“The Living Daylights” opens with a scene from a Bond short story, from which is developed an original story with logical ties to its opening. “License to Kill” boasts some characters and situations from Fleming’s books, but the result could be any police actioner from the eighties. The script would have been better serviced by Dirty Harry than James Bond. In any event, Timothy Dalton is good in both movies, but he is not James Bond.
Bond doesn’t kill out of anger or for revenge, but out of necessity. He is a cold professional, not a passionate vigilante. Dalton is just as amateurish in his lovemaking. A flirtation with Moneypenney early in “The Living Daylights” is played like a courtship scene from one of Shakespeare’s comedies. The one point of interest in “The Living Daylights” is that the Afghans, being at war with the dreaded Russians, are the good guys, and it is fascinating to see the difference between the physical aspects of the contemporary, “enemy,” Afghan, and the clean, well-coifed, and sparkle-eyed Afghan of 1987.
Dalton was through after these two movies, and it would be six years before Pierce Brosnan stepped into Dalton’s shoes. By this time, there were no story ideas left, so Michael France, who had done nothing except the vapid but successful “Cliffhanger,” cobbled together a mosaic of Bond iconography, through which Brosnan scampered about, gun in hand, introducing himself to the other characters as James Bond. Any other medium handsome actor who looked good in a penguin suit would have fit the bill just as well.
“Goldeneye” offered battles in dangerous moving vehicles, narrow escapes from crashing planes, exploding mountains, last second bomb defusings, cars speeding down mountain roads, Bond winning at baccarat in elegant casinos, postcard views of seaside tourist spots, fights in plush hotel rooms, the underground compounds of international villains, asexual computer hackers, boats, tanks, trains, unconventional helicopters, outer-space weaponry, unlikely alliances, explosions, fires, women in distress, digital wall maps, and access codes. Television director Martin Campbell took on the task of making sure all these images made it into the camera and were then organized into the false semblance of a story. All that was required of Brosnan was that he twist and turned through the carnage, mouthed some one liners, and kissed girls. He repeated this on three subsequent occasions and then the jig was up.

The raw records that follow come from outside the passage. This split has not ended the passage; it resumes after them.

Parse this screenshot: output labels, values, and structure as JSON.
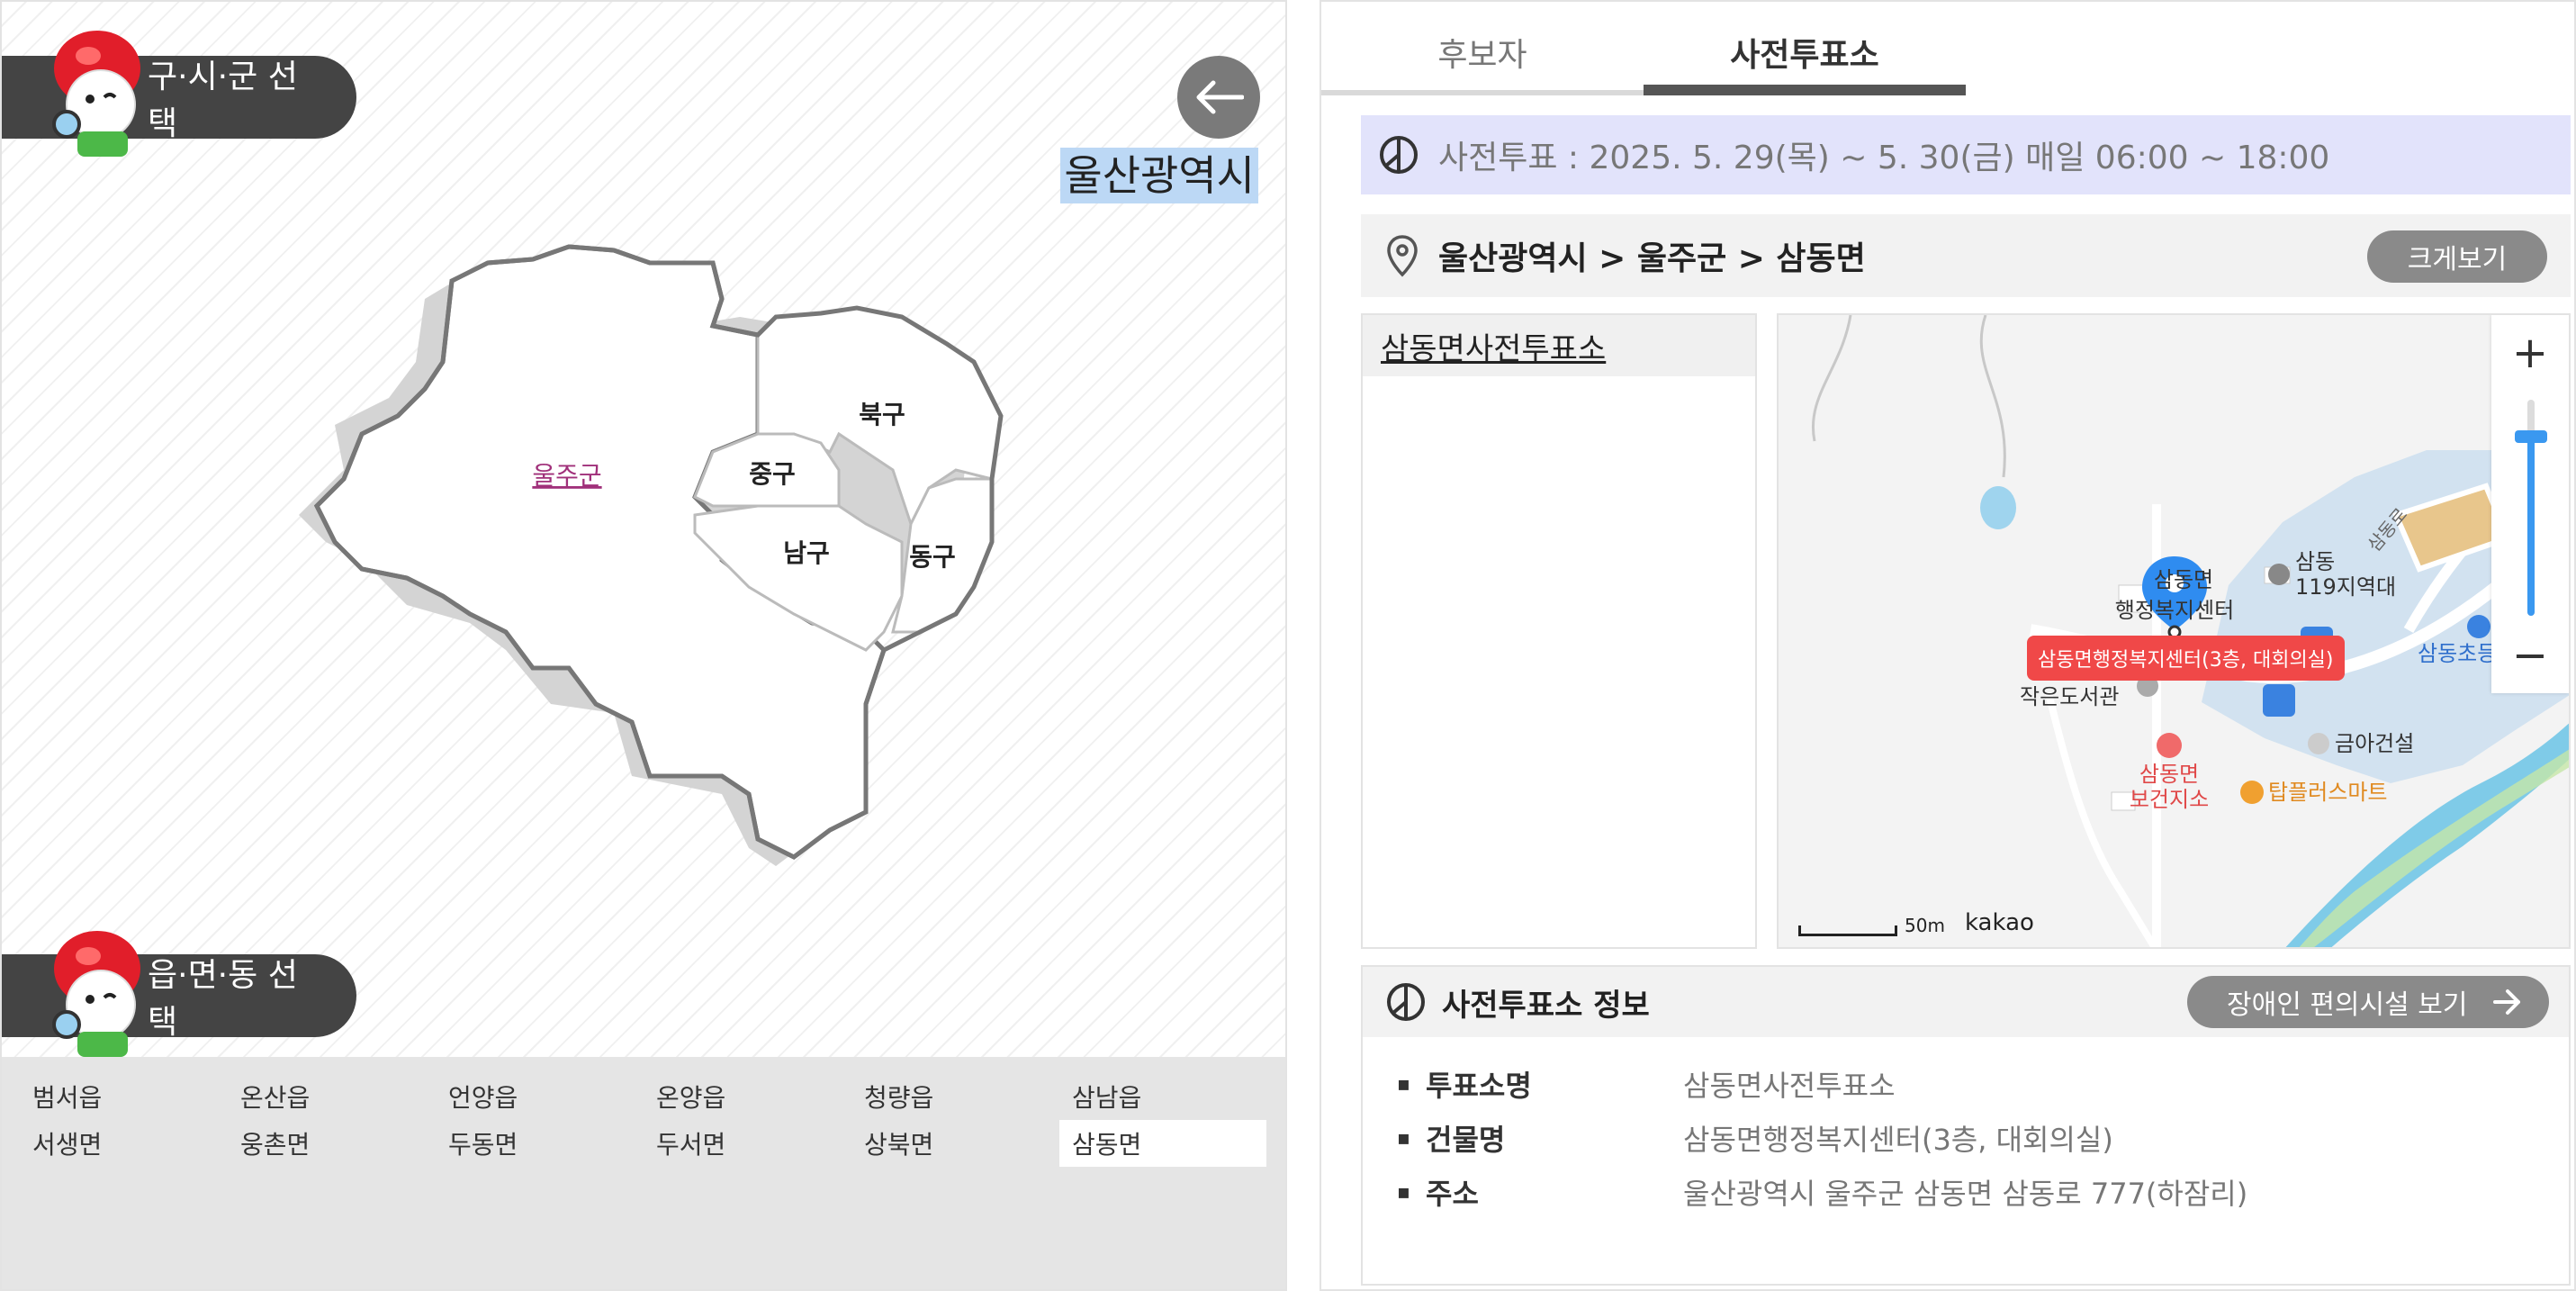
{
  "left": {
    "district_select_label": "구·시·군 선택",
    "town_select_label": "읍·면·동 선택",
    "city_title": "울산광역시",
    "map_regions": {
      "ulju": "울주군",
      "buk": "북구",
      "jung": "중구",
      "nam": "남구",
      "dong": "동구"
    },
    "towns": [
      "범서읍",
      "온산읍",
      "언양읍",
      "온양읍",
      "청량읍",
      "삼남읍",
      "서생면",
      "웅촌면",
      "두동면",
      "두서면",
      "상북면",
      "삼동면"
    ],
    "selected_town": "삼동면"
  },
  "right": {
    "tabs": [
      {
        "label": "후보자",
        "active": false
      },
      {
        "label": "사전투표소",
        "active": true
      }
    ],
    "period_text": "사전투표 : 2025. 5. 29(목) ~ 5. 30(금) 매일 06:00 ~ 18:00",
    "location_path": "울산광역시 > 울주군 > 삼동면",
    "enlarge_button": "크게보기",
    "station_list": [
      "삼동면사전투표소"
    ],
    "map": {
      "marker_label": "삼동면행정복지센터(3층, 대회의실)",
      "poi": {
        "center_line1": "삼동면",
        "center_line2": "행정복지센터",
        "fire_line1": "삼동",
        "fire_line2": "119지역대",
        "library": "작은도서관",
        "health_line1": "삼동면",
        "health_line2": "보건지소",
        "construction": "금아건설",
        "mart": "탑플러스마트",
        "school": "삼동초등",
        "road": "삼동로"
      },
      "scale_unit": "50m",
      "brand": "kakao",
      "zoom_in": "+",
      "zoom_out": "−"
    },
    "info": {
      "title": "사전투표소 정보",
      "accessibility_button": "장애인 편의시설 보기",
      "rows": [
        {
          "key": "투표소명",
          "value": "삼동면사전투표소"
        },
        {
          "key": "건물명",
          "value": "삼동면행정복지센터(3층, 대회의실)"
        },
        {
          "key": "주소",
          "value": "울산광역시 울주군 삼동면 삼동로 777(하잠리)"
        }
      ]
    }
  }
}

Next: We will take a break from James Bond to review some films currently in release